There is still a great deal to enjoy, while the enthusiasm and enjoyment of the cast is infectious, especially in Act 2 when the show really comes alive with the energy, choreography and ‘star turns’!

Emma Hardy (Celia) is outstanding. Her singing voice is beautiful, her characterisation and facial expressions spot on, and she is an accomplished dancer, with a performance compelling for all the right reasons. Lizzie Crane is also first class as Gladys, lighting up the stage with her musicality and characterisation. Shae Carroll (dancehall manager, Stanley Dorkins) lives and breathes the emcee roll during the talent contest, effortlessly interacting with the audience with charm, cheekiness and terrific singing, as well as through Dorkins’ engaging relationship with his secretary, Gladys.

There are many skilful comedy performances and comic timings amongst the entire cast, with lovely little cameos. Keep your eyes peeled for the ensemble as well as those taking the mic front and centre, particularly the two Daves (Adam Davis and Chris Meineck) and Cayton Francis as Celia’s boyfriend, Barman Steve. Combining with Carroll in a brilliantly entertaining boyband, they almost steal the show!
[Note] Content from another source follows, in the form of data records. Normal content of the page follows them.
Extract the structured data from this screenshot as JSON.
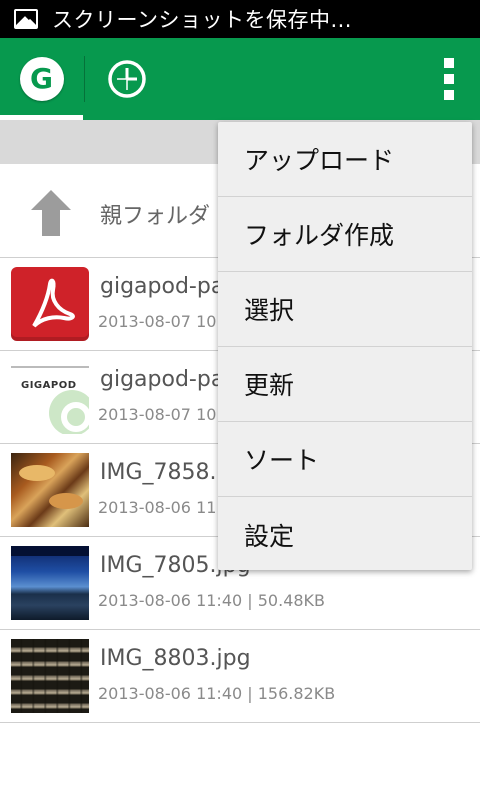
{
  "status_bar": {
    "icon": "screenshot-image-icon",
    "message": "スクリーンショットを保存中..."
  },
  "action_bar": {
    "logo_letter": "G",
    "tabs": [
      {
        "name": "home",
        "icon": "g-logo-icon",
        "selected": true
      },
      {
        "name": "history",
        "icon": "clock-icon",
        "selected": false
      }
    ],
    "overflow_icon": "overflow-menu-icon",
    "colors": {
      "brand_green": "#07994e"
    }
  },
  "files": {
    "parent": {
      "label": "親フォルダ",
      "icon": "up-arrow-icon"
    },
    "items": [
      {
        "name": "gigapod-pa",
        "meta": "2013-08-07 10",
        "thumb": "pdf"
      },
      {
        "name": "gigapod-pa",
        "meta": "2013-08-07 10",
        "thumb": "gigapod-logo"
      },
      {
        "name": "IMG_7858.",
        "meta": "2013-08-06 11",
        "thumb": "photo-food"
      },
      {
        "name": "IMG_7805.jpg",
        "meta": "2013-08-06 11:40 | 50.48KB",
        "thumb": "photo-sky"
      },
      {
        "name": "IMG_8803.jpg",
        "meta": "2013-08-06 11:40 | 156.82KB",
        "thumb": "photo-rails"
      }
    ]
  },
  "gigapod_thumb_text": "GIGAPOD",
  "menu": {
    "items": [
      "アップロード",
      "フォルダ作成",
      "選択",
      "更新",
      "ソート",
      "設定"
    ]
  }
}
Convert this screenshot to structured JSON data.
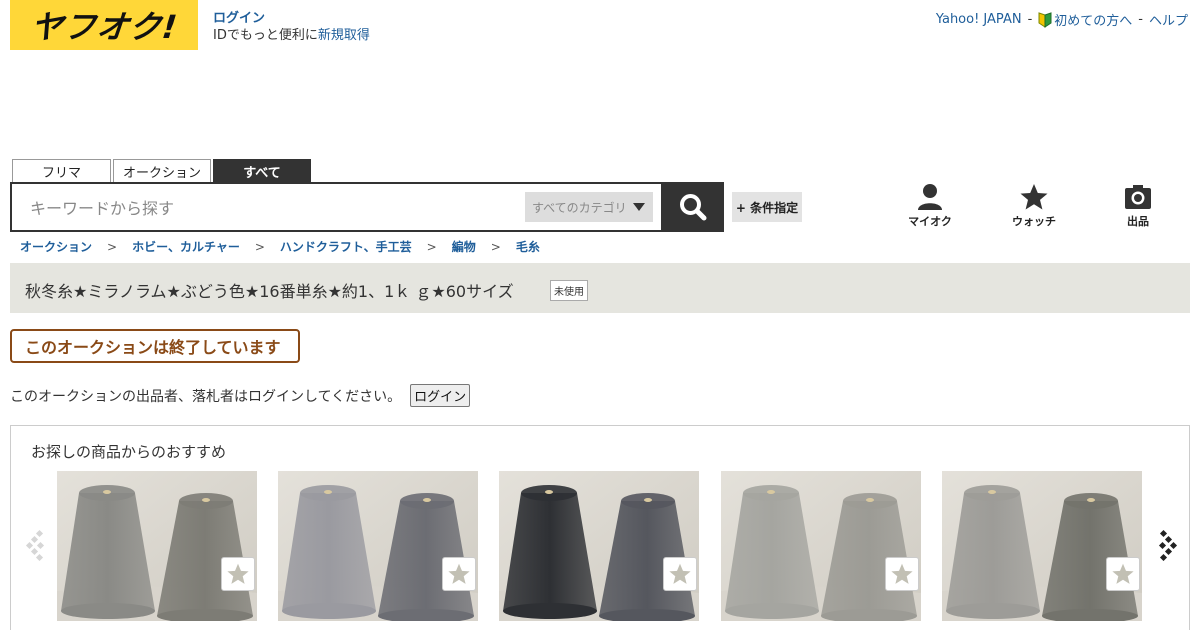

The cast are clearly enjoying every moment of being back on stage – and you can’t help but be drawn into their happiness at the return of live theatre. Is the production faultless? No. Does it feel like a polished musical production? Not quite – yet… Is it a really fun evening’s entertainment? Will it make you wanna dance? Absolutely yes! If, like me, you find yourself singing along while tapping your feet, I guarantee you will leave the Forest Arts Centre with a smile on your face!